Start of Listed entries
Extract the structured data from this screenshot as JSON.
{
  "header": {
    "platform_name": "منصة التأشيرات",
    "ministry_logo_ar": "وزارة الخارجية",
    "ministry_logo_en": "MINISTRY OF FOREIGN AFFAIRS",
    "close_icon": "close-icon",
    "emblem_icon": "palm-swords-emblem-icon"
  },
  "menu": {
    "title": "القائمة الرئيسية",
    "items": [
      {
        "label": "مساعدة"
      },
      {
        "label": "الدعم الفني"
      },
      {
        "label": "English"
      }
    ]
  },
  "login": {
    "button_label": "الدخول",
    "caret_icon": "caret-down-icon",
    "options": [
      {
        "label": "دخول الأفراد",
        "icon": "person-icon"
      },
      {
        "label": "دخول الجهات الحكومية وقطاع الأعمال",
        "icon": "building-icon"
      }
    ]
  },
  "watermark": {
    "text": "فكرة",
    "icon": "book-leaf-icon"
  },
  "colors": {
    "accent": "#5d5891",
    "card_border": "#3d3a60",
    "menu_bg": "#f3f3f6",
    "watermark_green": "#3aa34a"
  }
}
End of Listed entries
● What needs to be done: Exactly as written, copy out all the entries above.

● Response box:
Extract the structured data from this screenshot as JSON.
{
  "header": {
    "platform_name": "منصة التأشيرات",
    "ministry_logo_ar": "وزارة الخارجية",
    "ministry_logo_en": "MINISTRY OF FOREIGN AFFAIRS",
    "close_icon": "close-icon",
    "emblem_icon": "palm-swords-emblem-icon"
  },
  "menu": {
    "title": "القائمة الرئيسية",
    "items": [
      {
        "label": "مساعدة"
      },
      {
        "label": "الدعم الفني"
      },
      {
        "label": "English"
      }
    ]
  },
  "login": {
    "button_label": "الدخول",
    "caret_icon": "caret-down-icon",
    "options": [
      {
        "label": "دخول الأفراد",
        "icon": "person-icon"
      },
      {
        "label": "دخول الجهات الحكومية وقطاع الأعمال",
        "icon": "building-icon"
      }
    ]
  },
  "watermark": {
    "text": "فكرة",
    "icon": "book-leaf-icon"
  },
  "colors": {
    "accent": "#5d5891",
    "card_border": "#3d3a60",
    "menu_bg": "#f3f3f6",
    "watermark_green": "#3aa34a"
  }
}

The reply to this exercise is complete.